The car allowance rebate system allows consumers to trade in their old vehicle for a new higher-mileage vehicle. A qualifying consumer will then receive a deep discount on the purchase price of a new car from the participating dealer. Under the program, car dealers must also provide consumers with any other advertised dealer discounts they are currently promoting, in addition to the instant rebate consumers receive under the cash for clunkers program.
Participating consumers can receive an instant credit of $3,500 or $4,500 with the purchase or lease of a new vehicle. Finally, consumer trade-in vehicles must be documented, registered, and properly insured to qualify for the federal program.
Currently, about 35% of all new car buyers are said to qualify under the new federal program. This is good news for the suffering auto industry and for their national network of cash-strapped car dealers. However, it can be bad news for the millions of consumers who wish like to benefit from the program, but cannot, because their vehicle does not qualify under the terms of the trade-in program.
Given the steep decline in the economy and the apparent hunger for a sweet car deal, consumers who are not familiar with the many details of the program have been falling victim to identity theft scams.
In the past year, fake purchase-on-line car websites have been promising large rebates and price cuts on models that do not legally qualify under the program. In fact, there are over fifty car models that currently do not qualify under the rebate program making the scam that much more credible to consumers.
Scam artists have been targeting consumers who own vehicles that do not qualify under the federal program and by promising them a way to qualify by participating in special dealer financing for their new vehicle. The consumer is then asked to fill out a detailed credit application to see if they can otherwise qualify for the program. The credit application however is nothing more then a thinly veiled attempt to steal a consumer’s social security number and credit card information.
Here are few tips on how you can protect yourself from such scams. First, try not to do business with people or businesses you do not personally know. Ask your friends and family for a trusted recommendation. Second, be especially suspicious of dealerships that offer you cash back in the form of money orders, checks or direct deposit. The program does not work that way. Under the program buyers can only benefit through a dealer reduction of the vehicles purchase price, not from the return of cash from the dealer to the consumer. Finally, you should know the program only applies to the purchase or lease of new vehicles and does not apply to the sale of used or pre-owned vehicles.

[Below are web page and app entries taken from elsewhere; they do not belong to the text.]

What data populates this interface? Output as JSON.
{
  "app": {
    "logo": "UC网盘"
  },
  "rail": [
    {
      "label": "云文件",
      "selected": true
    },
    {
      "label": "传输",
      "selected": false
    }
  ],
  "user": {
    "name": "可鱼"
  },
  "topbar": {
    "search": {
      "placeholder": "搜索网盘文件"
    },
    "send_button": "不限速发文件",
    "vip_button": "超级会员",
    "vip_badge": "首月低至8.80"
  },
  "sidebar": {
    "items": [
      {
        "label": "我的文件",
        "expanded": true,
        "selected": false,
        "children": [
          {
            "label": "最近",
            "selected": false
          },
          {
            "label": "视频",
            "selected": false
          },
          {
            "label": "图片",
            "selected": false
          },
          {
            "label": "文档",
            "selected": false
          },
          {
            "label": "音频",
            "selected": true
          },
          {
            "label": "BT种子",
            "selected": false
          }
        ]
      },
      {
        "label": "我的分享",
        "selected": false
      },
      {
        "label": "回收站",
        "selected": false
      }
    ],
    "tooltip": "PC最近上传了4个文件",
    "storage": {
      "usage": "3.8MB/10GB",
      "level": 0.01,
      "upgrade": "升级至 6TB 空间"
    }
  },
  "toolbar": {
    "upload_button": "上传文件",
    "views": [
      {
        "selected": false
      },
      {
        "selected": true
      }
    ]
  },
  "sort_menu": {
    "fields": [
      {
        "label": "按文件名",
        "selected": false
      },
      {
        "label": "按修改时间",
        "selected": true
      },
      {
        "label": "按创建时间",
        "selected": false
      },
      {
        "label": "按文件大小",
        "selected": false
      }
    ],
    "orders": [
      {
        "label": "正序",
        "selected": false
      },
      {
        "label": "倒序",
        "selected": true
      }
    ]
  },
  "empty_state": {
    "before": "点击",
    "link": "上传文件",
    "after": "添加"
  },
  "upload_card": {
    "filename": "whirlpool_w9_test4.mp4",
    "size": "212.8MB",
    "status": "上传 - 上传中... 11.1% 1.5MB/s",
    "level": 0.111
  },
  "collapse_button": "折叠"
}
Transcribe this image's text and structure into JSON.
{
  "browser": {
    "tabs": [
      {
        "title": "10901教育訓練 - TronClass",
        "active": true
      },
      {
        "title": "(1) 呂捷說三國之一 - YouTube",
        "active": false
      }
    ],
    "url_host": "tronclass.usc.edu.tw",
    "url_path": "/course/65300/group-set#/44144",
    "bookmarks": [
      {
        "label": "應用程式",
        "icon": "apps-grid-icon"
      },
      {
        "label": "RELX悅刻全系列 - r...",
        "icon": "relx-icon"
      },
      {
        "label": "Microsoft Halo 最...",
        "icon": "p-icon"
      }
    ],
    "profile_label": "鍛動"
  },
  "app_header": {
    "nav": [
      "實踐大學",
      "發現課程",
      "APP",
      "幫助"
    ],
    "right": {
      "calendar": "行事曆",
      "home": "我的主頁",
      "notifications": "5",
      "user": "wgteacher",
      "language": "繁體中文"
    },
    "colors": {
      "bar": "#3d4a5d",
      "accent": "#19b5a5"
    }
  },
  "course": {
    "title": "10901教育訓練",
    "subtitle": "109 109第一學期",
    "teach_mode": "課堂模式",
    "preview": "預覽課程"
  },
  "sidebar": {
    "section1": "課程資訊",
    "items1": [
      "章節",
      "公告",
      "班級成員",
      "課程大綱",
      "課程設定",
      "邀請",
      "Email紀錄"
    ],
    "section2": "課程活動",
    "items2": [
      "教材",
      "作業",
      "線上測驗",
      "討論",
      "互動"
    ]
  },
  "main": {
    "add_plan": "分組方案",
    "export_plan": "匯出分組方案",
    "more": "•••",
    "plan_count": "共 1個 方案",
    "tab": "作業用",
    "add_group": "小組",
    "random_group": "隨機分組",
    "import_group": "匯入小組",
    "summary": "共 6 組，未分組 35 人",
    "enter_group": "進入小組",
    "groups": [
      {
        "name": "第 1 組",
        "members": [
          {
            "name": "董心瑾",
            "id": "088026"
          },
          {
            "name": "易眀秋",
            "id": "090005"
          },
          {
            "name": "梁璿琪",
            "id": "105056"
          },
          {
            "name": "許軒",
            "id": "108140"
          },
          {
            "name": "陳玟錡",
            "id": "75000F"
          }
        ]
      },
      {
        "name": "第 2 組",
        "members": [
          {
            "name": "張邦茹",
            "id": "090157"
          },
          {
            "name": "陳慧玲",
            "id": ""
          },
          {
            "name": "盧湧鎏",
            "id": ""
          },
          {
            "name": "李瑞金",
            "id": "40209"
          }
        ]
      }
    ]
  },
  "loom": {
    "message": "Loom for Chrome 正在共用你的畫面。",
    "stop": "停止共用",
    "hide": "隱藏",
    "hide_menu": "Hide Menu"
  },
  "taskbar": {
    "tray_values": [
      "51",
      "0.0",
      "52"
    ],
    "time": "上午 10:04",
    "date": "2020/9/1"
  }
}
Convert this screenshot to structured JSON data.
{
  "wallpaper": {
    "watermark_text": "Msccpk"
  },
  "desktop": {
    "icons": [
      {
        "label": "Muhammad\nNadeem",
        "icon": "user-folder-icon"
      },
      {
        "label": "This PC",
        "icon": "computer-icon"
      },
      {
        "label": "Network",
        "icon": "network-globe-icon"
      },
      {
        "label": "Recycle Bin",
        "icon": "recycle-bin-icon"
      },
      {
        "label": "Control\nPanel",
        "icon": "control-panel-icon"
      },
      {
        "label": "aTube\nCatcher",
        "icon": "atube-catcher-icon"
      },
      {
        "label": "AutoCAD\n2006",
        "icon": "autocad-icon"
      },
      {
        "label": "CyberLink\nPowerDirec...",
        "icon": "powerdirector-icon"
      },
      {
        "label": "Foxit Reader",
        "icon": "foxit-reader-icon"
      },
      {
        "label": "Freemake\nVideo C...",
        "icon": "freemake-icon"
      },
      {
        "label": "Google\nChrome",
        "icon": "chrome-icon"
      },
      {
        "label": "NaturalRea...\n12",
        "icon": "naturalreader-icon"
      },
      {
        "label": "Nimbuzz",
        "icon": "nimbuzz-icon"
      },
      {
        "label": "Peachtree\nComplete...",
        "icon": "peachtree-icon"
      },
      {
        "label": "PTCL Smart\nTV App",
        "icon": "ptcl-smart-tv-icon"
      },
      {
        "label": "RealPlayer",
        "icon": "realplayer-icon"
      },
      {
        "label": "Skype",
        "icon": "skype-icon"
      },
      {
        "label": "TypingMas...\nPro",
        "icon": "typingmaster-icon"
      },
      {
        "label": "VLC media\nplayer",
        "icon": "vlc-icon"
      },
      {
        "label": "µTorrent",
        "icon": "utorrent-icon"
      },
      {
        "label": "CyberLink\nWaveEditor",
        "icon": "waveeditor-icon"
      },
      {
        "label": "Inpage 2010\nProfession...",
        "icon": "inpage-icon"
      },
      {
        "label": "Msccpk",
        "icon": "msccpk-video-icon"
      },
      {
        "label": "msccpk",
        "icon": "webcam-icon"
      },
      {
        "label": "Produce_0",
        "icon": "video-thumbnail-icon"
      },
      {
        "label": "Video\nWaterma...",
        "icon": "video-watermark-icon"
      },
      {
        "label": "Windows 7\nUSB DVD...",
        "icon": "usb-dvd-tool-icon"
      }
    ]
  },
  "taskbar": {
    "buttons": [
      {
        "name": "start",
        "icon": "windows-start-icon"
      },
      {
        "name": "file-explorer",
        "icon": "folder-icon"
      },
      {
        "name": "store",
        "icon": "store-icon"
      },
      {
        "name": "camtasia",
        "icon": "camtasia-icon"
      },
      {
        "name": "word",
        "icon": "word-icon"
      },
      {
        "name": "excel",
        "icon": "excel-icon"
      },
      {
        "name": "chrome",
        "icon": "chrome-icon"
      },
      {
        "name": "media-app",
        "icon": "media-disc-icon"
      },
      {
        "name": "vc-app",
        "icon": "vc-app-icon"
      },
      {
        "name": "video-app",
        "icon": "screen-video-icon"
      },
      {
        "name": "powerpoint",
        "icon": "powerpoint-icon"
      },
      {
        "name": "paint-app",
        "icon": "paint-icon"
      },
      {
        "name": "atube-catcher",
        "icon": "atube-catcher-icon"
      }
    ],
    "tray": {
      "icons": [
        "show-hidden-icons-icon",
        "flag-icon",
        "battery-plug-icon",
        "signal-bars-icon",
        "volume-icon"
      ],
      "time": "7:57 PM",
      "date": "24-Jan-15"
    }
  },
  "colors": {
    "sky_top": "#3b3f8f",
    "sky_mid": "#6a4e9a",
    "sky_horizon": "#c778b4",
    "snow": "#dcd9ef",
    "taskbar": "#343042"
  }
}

Consumers should report fraudulent attempts to obtain their personal credit information by contacting law enforcement as soon as possible. For more information on consumer rights, car buying, federal assistance programs, lemon law and participating car dealerships, visit GotTrouble.com